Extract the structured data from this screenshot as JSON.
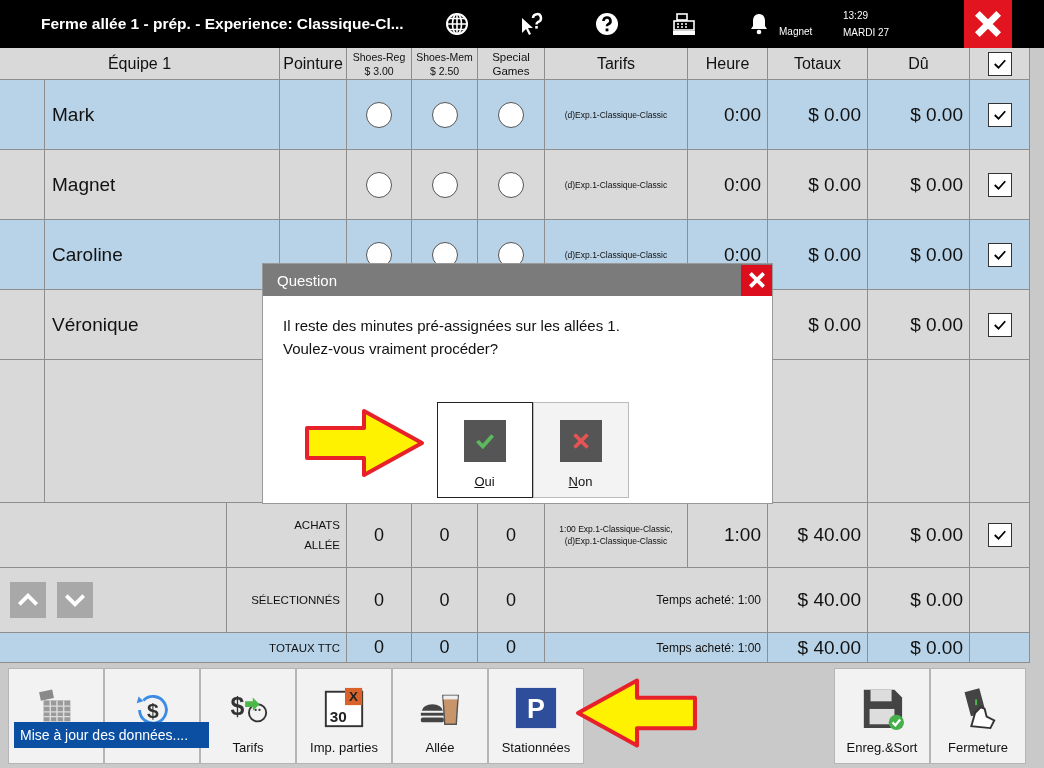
{
  "title_bar": {
    "title": "Ferme allée 1 - prép. - Experience: Classique-Cl...",
    "user": "Magnet",
    "time": "13:29",
    "date": "MARDI 27"
  },
  "table": {
    "columns": [
      {
        "label": "Équipe 1"
      },
      {
        "label": "Pointure"
      },
      {
        "label": "Shoes-Reg",
        "sub": "$ 3.00"
      },
      {
        "label": "Shoes-Mem",
        "sub": "$ 2.50"
      },
      {
        "label": "Special Games"
      },
      {
        "label": "Tarifs"
      },
      {
        "label": "Heure"
      },
      {
        "label": "Totaux"
      },
      {
        "label": "Dû"
      }
    ],
    "header_checked": true,
    "rows": [
      {
        "name": "Mark",
        "highlighted": true,
        "radios": [
          {
            "checked": false
          },
          {
            "checked": false
          },
          {
            "checked": false
          }
        ],
        "tarif": "(d)Exp.1-Classique-Classic",
        "heure": "0:00",
        "totaux": "$ 0.00",
        "du": "$ 0.00",
        "checked": true
      },
      {
        "name": "Magnet",
        "highlighted": false,
        "radios": [
          {
            "checked": false
          },
          {
            "checked": false
          },
          {
            "checked": false
          }
        ],
        "tarif": "(d)Exp.1-Classique-Classic",
        "heure": "0:00",
        "totaux": "$ 0.00",
        "du": "$ 0.00",
        "checked": true
      },
      {
        "name": "Caroline",
        "highlighted": true,
        "radios": [
          {
            "checked": false
          },
          {
            "checked": false
          },
          {
            "checked": false
          }
        ],
        "tarif": "(d)Exp.1-Classique-Classic",
        "heure": "0:00",
        "totaux": "$ 0.00",
        "du": "$ 0.00",
        "checked": true
      },
      {
        "name": "Véronique",
        "highlighted": false,
        "totaux": "$ 0.00",
        "du": "$ 0.00",
        "checked": true
      }
    ],
    "summary": [
      {
        "kind": "purchases",
        "label": "ACHATS ALLÉE",
        "counts": [
          "0",
          "0",
          "0"
        ],
        "tarif": "1:00 Exp.1-Classique-Classic, (d)Exp.1-Classique-Classic",
        "heure": "1:00",
        "totaux": "$ 40.00",
        "du": "$ 0.00",
        "checked": true
      },
      {
        "kind": "selected",
        "label": "SÉLECTIONNÉS",
        "counts": [
          "0",
          "0",
          "0"
        ],
        "time": "Temps acheté: 1:00",
        "totaux": "$ 40.00",
        "du": "$ 0.00"
      },
      {
        "kind": "total",
        "label": "TOTAUX TTC",
        "counts": [
          "0",
          "0",
          "0"
        ],
        "time": "Temps acheté: 1:00",
        "totaux": "$ 40.00",
        "du": "$ 0.00"
      }
    ]
  },
  "dialog": {
    "title": "Question",
    "message": "Il reste des minutes pré-assignées sur les allées  1.\nVoulez-vous vraiment procéder?",
    "buttons": [
      {
        "label": "Oui",
        "kind": "yes",
        "selected": true
      },
      {
        "label": "Non",
        "kind": "no",
        "selected": false
      }
    ]
  },
  "toolbar": {
    "left": [
      {
        "kind": "cards"
      },
      {
        "kind": "refund",
        "icon_text": "$"
      },
      {
        "kind": "tariffs",
        "label": "Tarifs",
        "icon_text": "$"
      },
      {
        "kind": "print",
        "label": "Imp. parties",
        "icon_text": "30",
        "icon_badge": "X"
      },
      {
        "kind": "food",
        "label": "Allée"
      },
      {
        "kind": "parking",
        "label": "Stationnées",
        "icon_text": "P"
      }
    ],
    "right": [
      {
        "kind": "save",
        "label": "Enreg.&Sort"
      },
      {
        "kind": "close",
        "label": "Fermeture"
      }
    ],
    "status": "Mise à jour des données...."
  }
}
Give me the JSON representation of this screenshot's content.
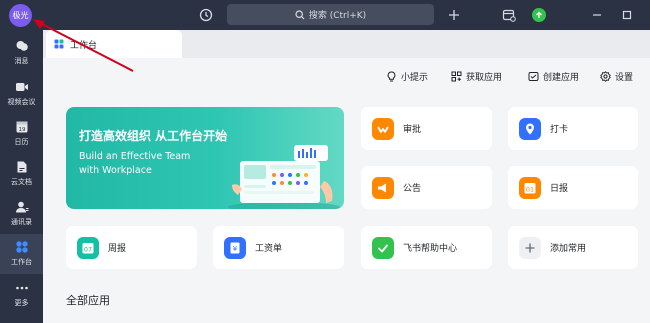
{
  "titlebar": {
    "avatar_text": "极光",
    "search_text": "搜索 (Ctrl+K)",
    "icons": [
      "history-icon",
      "search-icon",
      "plus-icon",
      "calendar-badge-icon",
      "update-icon",
      "minimize-icon",
      "maximize-icon"
    ]
  },
  "sidebar": {
    "items": [
      {
        "label": "消息",
        "icon": "message-icon"
      },
      {
        "label": "视频会议",
        "icon": "video-icon"
      },
      {
        "label": "日历",
        "icon": "calendar-icon"
      },
      {
        "label": "云文档",
        "icon": "document-icon"
      },
      {
        "label": "通讯录",
        "icon": "contacts-icon"
      },
      {
        "label": "工作台",
        "icon": "workplace-icon"
      },
      {
        "label": "更多",
        "icon": "more-icon"
      }
    ]
  },
  "tab": {
    "label": "工作台"
  },
  "toolbar": {
    "tips": "小提示",
    "get_apps": "获取应用",
    "create_app": "创建应用",
    "settings": "设置"
  },
  "banner": {
    "title": "打造高效组织 从工作台开始",
    "sub1": "Build an Effective Team",
    "sub2": "with Workplace"
  },
  "cards": {
    "approval": "审批",
    "checkin": "打卡",
    "announcement": "公告",
    "daily": "日报",
    "weekly": "周报",
    "payslip": "工资单",
    "help": "飞书帮助中心",
    "add": "添加常用"
  },
  "icon_text": {
    "calendar_day": "19",
    "daily": "01",
    "weekly": "07",
    "payslip": "¥"
  },
  "section": {
    "all_apps": "全部应用"
  },
  "colors": {
    "accent": "#3370ff",
    "sidebar_bg": "#2b3244",
    "banner": "#2fc6b3",
    "approval": "#ff8800",
    "checkin": "#3370ff",
    "announcement": "#ff8800",
    "daily": "#ff8800",
    "weekly": "#14c0a4",
    "payslip": "#3370ff",
    "help": "#34c24f",
    "annotation_arrow": "#d0021b"
  }
}
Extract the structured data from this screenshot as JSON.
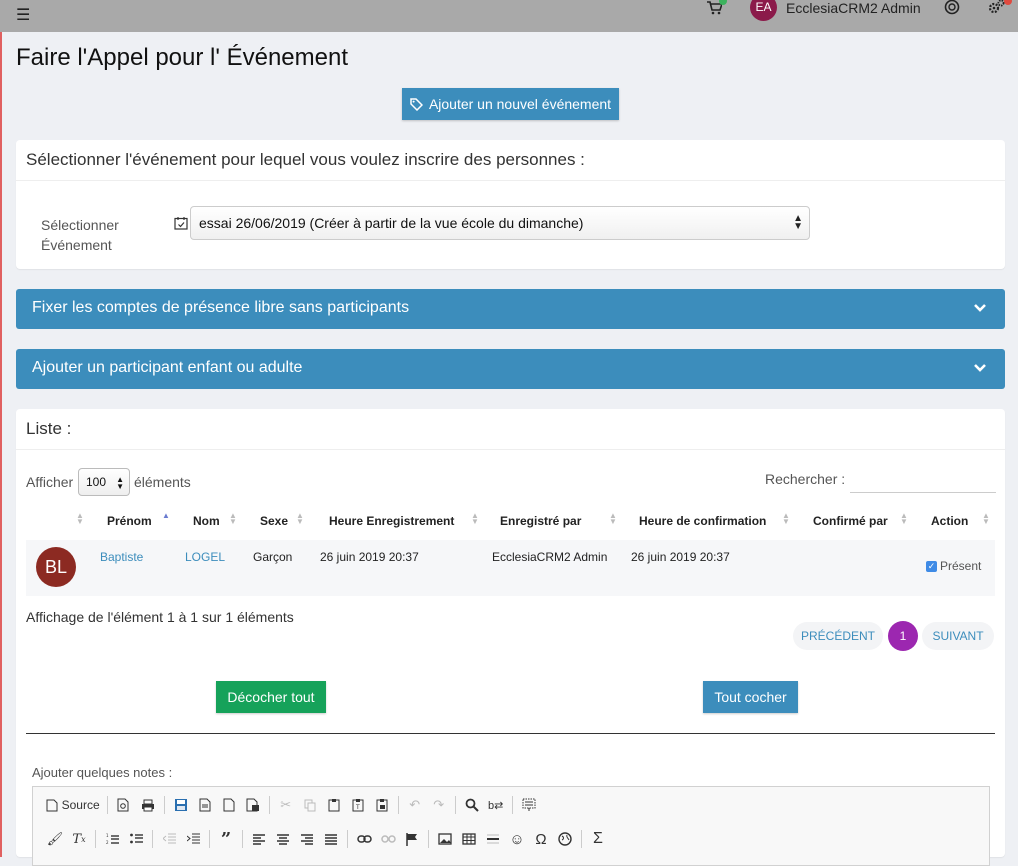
{
  "topbar": {
    "avatar_initials": "EA",
    "user_name": "EcclesiaCRM2 Admin"
  },
  "page": {
    "title": "Faire l'Appel pour l' Événement",
    "add_event_button": "Ajouter un nouvel événement"
  },
  "select_card": {
    "heading": "Sélectionner l'événement pour lequel vous voulez inscrire des personnes :",
    "label_line1": "Sélectionner",
    "label_line2": "Événement",
    "selected_event": "essai 26/06/2019 (Créer à partir de la vue école du dimanche)"
  },
  "accordions": [
    {
      "label": "Fixer les comptes de présence libre sans participants"
    },
    {
      "label": "Ajouter un participant enfant ou adulte"
    }
  ],
  "list": {
    "title": "Liste :",
    "show_label": "Afficher",
    "page_length": "100",
    "elements_label": "éléments",
    "search_label": "Rechercher :",
    "columns": [
      "Prénom",
      "Nom",
      "Sexe",
      "Heure Enregistrement",
      "Enregistré par",
      "Heure de confirmation",
      "Confirmé par",
      "Action"
    ],
    "rows": [
      {
        "initials": "BL",
        "first_name": "Baptiste",
        "last_name": "LOGEL",
        "gender": "Garçon",
        "checkin_time": "26 juin 2019 20:37",
        "checked_in_by": "EcclesiaCRM2 Admin",
        "confirm_time": "26 juin 2019 20:37",
        "confirmed_by": "",
        "action_label": "Présent"
      }
    ],
    "info": "Affichage de l'élément 1 à 1 sur 1 éléments",
    "prev": "PRÉCÉDENT",
    "page": "1",
    "next": "SUIVANT",
    "uncheck_all": "Décocher tout",
    "check_all": "Tout cocher",
    "notes_label": "Ajouter quelques notes :",
    "source_label": "Source"
  },
  "colors": {
    "primary": "#3c8dbc",
    "success": "#16a25a",
    "pagination_active": "#9c27b0"
  }
}
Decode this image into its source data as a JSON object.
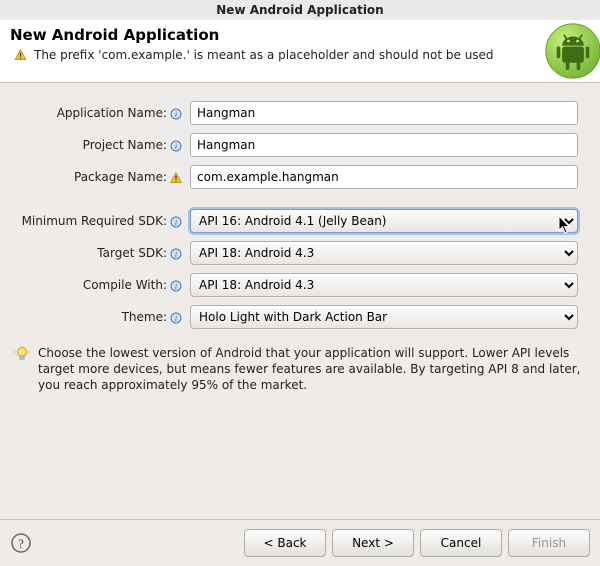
{
  "title": "New Android Application",
  "header": {
    "heading": "New Android Application",
    "warning": "The prefix 'com.example.' is meant as a placeholder and should not be used"
  },
  "fields": {
    "appName": {
      "label": "Application Name:",
      "value": "Hangman"
    },
    "projName": {
      "label": "Project Name:",
      "value": "Hangman"
    },
    "pkgName": {
      "label": "Package Name:",
      "value": "com.example.hangman"
    },
    "minSdk": {
      "label": "Minimum Required SDK:",
      "value": "API 16: Android 4.1 (Jelly Bean)"
    },
    "targetSdk": {
      "label": "Target SDK:",
      "value": "API 18: Android 4.3"
    },
    "compile": {
      "label": "Compile With:",
      "value": "API 18: Android 4.3"
    },
    "theme": {
      "label": "Theme:",
      "value": "Holo Light with Dark Action Bar"
    }
  },
  "hint": "Choose the lowest version of Android that your application will support. Lower API levels target more devices, but means fewer features are available. By targeting API 8 and later, you reach approximately 95% of the market.",
  "buttons": {
    "back": "< Back",
    "next": "Next >",
    "cancel": "Cancel",
    "finish": "Finish"
  }
}
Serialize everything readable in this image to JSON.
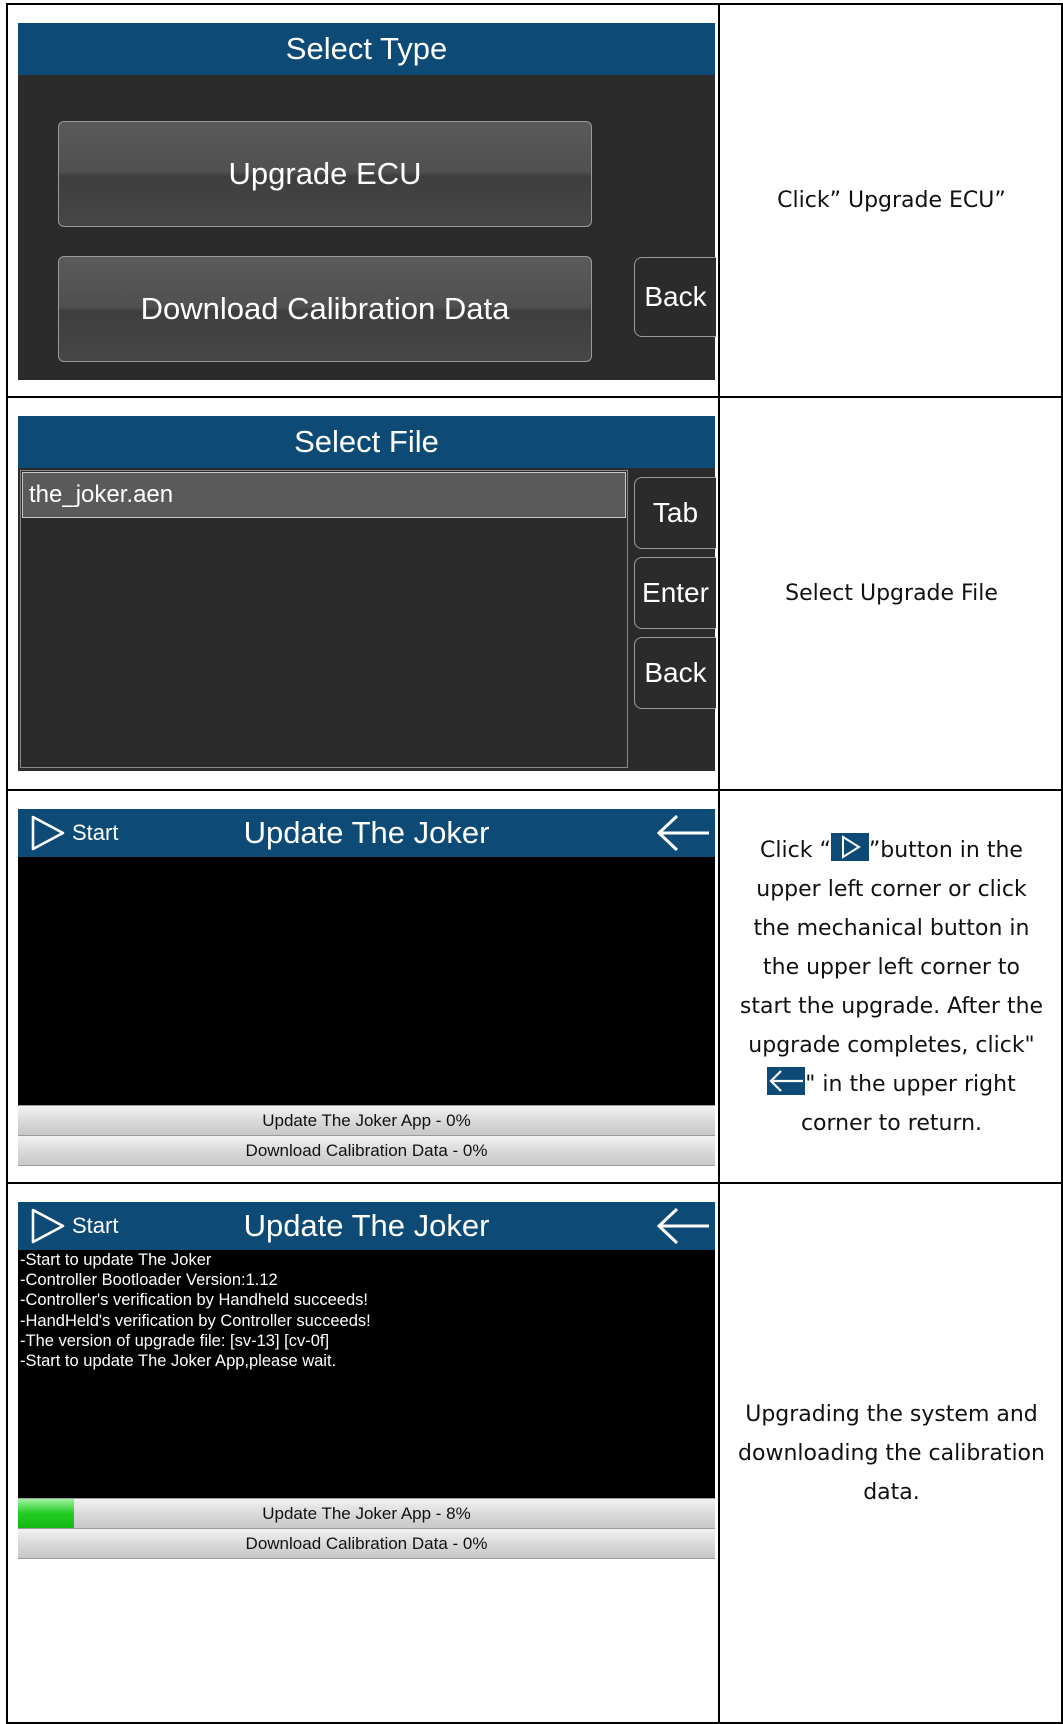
{
  "rows": [
    {
      "screen": {
        "title": "Select Type",
        "buttons": [
          "Upgrade ECU",
          "Download Calibration Data"
        ],
        "back_label": "Back"
      },
      "instruction": "Click” Upgrade ECU”"
    },
    {
      "screen": {
        "title": "Select File",
        "files": [
          "the_joker.aen"
        ],
        "tab_label": "Tab",
        "enter_label": "Enter",
        "back_label": "Back"
      },
      "instruction": "Select Upgrade File"
    },
    {
      "screen": {
        "start_label": "Start",
        "title": "Update The Joker",
        "progress": [
          {
            "label": "Update The Joker App - 0%",
            "value": 0
          },
          {
            "label": "Download Calibration Data - 0%",
            "value": 0
          }
        ]
      },
      "instruction": {
        "part1": "Click “",
        "part2": "”button in the upper left corner or click the mechanical button in the upper left corner to start the upgrade. After the upgrade completes, click\"",
        "part3": "\" in the upper right corner to return."
      }
    },
    {
      "screen": {
        "start_label": "Start",
        "title": "Update The Joker",
        "log": [
          "-Start to update The Joker",
          "-Controller Bootloader Version:1.12",
          "-Controller's verification by Handheld succeeds!",
          "-HandHeld's verification by Controller succeeds!",
          "-The version of upgrade file: [sv-13] [cv-0f]",
          "-Start to update The Joker App,please wait."
        ],
        "progress": [
          {
            "label": "Update The Joker App - 8%",
            "value": 0.08
          },
          {
            "label": "Download Calibration Data - 0%",
            "value": 0
          }
        ]
      },
      "instruction": "Upgrading the system and downloading the calibration data."
    }
  ],
  "colors": {
    "title_bar": "#0d4a76",
    "screen_bg": "#2b2b2b",
    "progress_fill": "#22cc22"
  },
  "icons": [
    "play-triangle-icon",
    "back-arrow-icon"
  ]
}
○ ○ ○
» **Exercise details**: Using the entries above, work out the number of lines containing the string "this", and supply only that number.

» **Your solution**: 5